Component data from apps and pages:

• • •

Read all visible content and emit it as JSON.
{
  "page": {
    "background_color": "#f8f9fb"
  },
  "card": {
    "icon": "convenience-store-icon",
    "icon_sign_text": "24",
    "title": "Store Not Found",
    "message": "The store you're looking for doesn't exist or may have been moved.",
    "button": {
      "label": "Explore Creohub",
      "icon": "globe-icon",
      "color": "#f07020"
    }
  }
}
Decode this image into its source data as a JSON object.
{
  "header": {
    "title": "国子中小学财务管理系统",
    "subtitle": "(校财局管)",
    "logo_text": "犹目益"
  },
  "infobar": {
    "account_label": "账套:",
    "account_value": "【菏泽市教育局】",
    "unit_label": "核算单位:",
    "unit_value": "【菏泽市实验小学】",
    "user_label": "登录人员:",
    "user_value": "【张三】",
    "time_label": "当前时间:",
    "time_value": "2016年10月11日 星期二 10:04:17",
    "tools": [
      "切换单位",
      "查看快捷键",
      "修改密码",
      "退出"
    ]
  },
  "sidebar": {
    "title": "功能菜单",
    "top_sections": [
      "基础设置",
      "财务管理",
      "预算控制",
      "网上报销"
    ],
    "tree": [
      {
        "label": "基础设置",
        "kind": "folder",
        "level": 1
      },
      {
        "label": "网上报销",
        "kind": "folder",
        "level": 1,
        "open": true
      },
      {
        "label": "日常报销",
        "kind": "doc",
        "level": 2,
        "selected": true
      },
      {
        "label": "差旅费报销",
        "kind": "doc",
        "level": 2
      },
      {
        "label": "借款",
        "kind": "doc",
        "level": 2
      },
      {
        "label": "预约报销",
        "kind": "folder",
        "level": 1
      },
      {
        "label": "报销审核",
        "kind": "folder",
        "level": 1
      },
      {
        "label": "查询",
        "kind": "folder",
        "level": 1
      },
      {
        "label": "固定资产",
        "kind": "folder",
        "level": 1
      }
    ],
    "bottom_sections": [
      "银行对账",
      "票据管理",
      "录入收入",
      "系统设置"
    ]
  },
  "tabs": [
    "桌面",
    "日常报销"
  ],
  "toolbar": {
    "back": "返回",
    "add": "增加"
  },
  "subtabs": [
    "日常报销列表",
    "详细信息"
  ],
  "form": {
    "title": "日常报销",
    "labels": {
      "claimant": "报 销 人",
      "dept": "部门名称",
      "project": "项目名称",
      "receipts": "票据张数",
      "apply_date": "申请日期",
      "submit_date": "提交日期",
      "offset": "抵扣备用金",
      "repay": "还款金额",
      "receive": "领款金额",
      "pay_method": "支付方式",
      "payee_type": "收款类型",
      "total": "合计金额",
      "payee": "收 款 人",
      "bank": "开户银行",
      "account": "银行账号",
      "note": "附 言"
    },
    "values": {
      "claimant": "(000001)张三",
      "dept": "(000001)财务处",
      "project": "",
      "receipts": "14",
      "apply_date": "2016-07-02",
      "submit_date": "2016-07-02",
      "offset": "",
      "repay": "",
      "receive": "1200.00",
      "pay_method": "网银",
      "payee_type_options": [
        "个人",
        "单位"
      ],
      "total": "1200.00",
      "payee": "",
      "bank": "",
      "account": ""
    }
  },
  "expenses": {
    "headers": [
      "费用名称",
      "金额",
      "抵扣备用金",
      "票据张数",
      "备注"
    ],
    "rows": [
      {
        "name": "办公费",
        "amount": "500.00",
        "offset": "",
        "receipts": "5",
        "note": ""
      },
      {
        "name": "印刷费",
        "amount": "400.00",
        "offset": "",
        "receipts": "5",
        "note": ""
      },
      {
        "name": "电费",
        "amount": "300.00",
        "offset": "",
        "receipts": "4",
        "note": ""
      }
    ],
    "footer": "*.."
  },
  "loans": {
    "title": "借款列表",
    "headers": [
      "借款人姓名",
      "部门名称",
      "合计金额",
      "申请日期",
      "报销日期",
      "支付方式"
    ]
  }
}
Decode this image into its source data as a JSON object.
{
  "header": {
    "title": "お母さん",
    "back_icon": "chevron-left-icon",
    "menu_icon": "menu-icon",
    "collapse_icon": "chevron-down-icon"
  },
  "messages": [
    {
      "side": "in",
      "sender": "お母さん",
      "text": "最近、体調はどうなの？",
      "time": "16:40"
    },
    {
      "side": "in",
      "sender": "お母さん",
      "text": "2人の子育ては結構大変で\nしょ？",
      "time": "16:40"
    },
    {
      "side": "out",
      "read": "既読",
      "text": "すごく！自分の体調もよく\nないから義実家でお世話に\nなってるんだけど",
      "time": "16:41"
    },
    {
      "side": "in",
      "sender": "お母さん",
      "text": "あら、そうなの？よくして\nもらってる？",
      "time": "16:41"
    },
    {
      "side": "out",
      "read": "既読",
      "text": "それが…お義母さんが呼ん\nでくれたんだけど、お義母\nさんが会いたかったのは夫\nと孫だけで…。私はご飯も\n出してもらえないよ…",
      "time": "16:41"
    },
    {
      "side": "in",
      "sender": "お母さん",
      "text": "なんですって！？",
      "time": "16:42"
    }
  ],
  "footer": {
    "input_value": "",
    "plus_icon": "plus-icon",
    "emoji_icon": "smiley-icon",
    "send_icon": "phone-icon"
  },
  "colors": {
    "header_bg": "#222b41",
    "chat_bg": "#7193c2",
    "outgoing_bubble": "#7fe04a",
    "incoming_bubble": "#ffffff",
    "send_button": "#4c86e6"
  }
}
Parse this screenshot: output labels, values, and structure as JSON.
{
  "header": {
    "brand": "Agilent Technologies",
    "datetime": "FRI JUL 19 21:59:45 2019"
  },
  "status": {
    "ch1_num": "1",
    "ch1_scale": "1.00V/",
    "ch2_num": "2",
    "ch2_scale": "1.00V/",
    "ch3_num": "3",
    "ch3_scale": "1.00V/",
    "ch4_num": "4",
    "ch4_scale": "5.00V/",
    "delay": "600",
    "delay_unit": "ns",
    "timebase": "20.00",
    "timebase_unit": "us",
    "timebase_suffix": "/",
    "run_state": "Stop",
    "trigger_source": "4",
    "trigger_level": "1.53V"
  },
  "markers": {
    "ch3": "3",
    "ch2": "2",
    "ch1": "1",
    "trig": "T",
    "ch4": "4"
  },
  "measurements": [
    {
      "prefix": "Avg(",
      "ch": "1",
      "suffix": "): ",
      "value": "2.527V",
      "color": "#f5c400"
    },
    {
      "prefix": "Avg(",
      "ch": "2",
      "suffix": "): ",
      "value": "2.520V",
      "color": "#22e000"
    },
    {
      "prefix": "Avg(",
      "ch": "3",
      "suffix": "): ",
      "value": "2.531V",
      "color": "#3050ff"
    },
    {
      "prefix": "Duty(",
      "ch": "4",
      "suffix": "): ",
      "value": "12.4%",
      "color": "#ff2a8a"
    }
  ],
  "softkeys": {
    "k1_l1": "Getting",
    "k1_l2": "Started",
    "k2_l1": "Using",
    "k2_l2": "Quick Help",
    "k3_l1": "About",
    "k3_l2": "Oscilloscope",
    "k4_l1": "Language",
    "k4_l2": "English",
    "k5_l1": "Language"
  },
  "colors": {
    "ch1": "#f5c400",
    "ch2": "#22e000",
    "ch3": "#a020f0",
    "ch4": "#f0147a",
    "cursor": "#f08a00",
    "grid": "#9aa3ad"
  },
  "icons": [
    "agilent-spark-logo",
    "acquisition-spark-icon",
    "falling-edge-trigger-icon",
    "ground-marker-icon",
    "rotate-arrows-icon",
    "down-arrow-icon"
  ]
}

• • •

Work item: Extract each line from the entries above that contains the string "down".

Result:
    "collapse_icon": "chevron-down-icon"
    "down-arrow-icon"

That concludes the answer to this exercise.